## [Instructions to follow]
Retype each entry exactly. Skip any pictures.

(Stored items)
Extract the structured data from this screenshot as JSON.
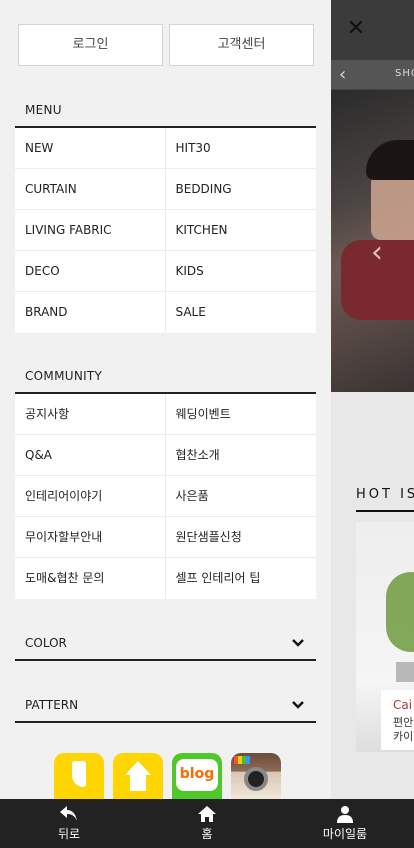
{
  "drawer": {
    "login_label": "로그인",
    "customer_center_label": "고객센터",
    "menu": {
      "title": "MENU",
      "rows": [
        [
          "NEW",
          "HIT30"
        ],
        [
          "CURTAIN",
          "BEDDING"
        ],
        [
          "LIVING FABRIC",
          "KITCHEN"
        ],
        [
          "DECO",
          "KIDS"
        ],
        [
          "BRAND",
          "SALE"
        ]
      ]
    },
    "community": {
      "title": "COMMUNITY",
      "rows": [
        [
          "공지사항",
          "웨딩이벤트"
        ],
        [
          "Q&A",
          "협찬소개"
        ],
        [
          "인테리어이야기",
          "사은품"
        ],
        [
          "무이자할부안내",
          "원단샘플신청"
        ],
        [
          "도매&협찬 문의",
          "셀프 인테리어 팁"
        ]
      ]
    },
    "color_label": "COLOR",
    "pattern_label": "PATTERN",
    "social": {
      "blog_label": "blog",
      "icons": [
        "kakaostory-icon",
        "ohouse-icon",
        "blog-icon",
        "instagram-icon"
      ]
    }
  },
  "background": {
    "close_symbol": "✕",
    "shop_text": "SHO",
    "hot_text": "HOT IS",
    "product_title": "Cai",
    "product_sub": "편안 카이"
  },
  "bottom_nav": {
    "back_label": "뒤로",
    "home_label": "홈",
    "mypage_label": "마이일룸"
  }
}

## [Answer for this exercise]
Extract the structured data from this screenshot as JSON.
{
  "drawer": {
    "login_label": "로그인",
    "customer_center_label": "고객센터",
    "menu": {
      "title": "MENU",
      "rows": [
        [
          "NEW",
          "HIT30"
        ],
        [
          "CURTAIN",
          "BEDDING"
        ],
        [
          "LIVING FABRIC",
          "KITCHEN"
        ],
        [
          "DECO",
          "KIDS"
        ],
        [
          "BRAND",
          "SALE"
        ]
      ]
    },
    "community": {
      "title": "COMMUNITY",
      "rows": [
        [
          "공지사항",
          "웨딩이벤트"
        ],
        [
          "Q&A",
          "협찬소개"
        ],
        [
          "인테리어이야기",
          "사은품"
        ],
        [
          "무이자할부안내",
          "원단샘플신청"
        ],
        [
          "도매&협찬 문의",
          "셀프 인테리어 팁"
        ]
      ]
    },
    "color_label": "COLOR",
    "pattern_label": "PATTERN",
    "social": {
      "blog_label": "blog",
      "icons": [
        "kakaostory-icon",
        "ohouse-icon",
        "blog-icon",
        "instagram-icon"
      ]
    }
  },
  "background": {
    "close_symbol": "✕",
    "shop_text": "SHO",
    "hot_text": "HOT IS",
    "product_title": "Cai",
    "product_sub": "편안 카이"
  },
  "bottom_nav": {
    "back_label": "뒤로",
    "home_label": "홈",
    "mypage_label": "마이일룸"
  }
}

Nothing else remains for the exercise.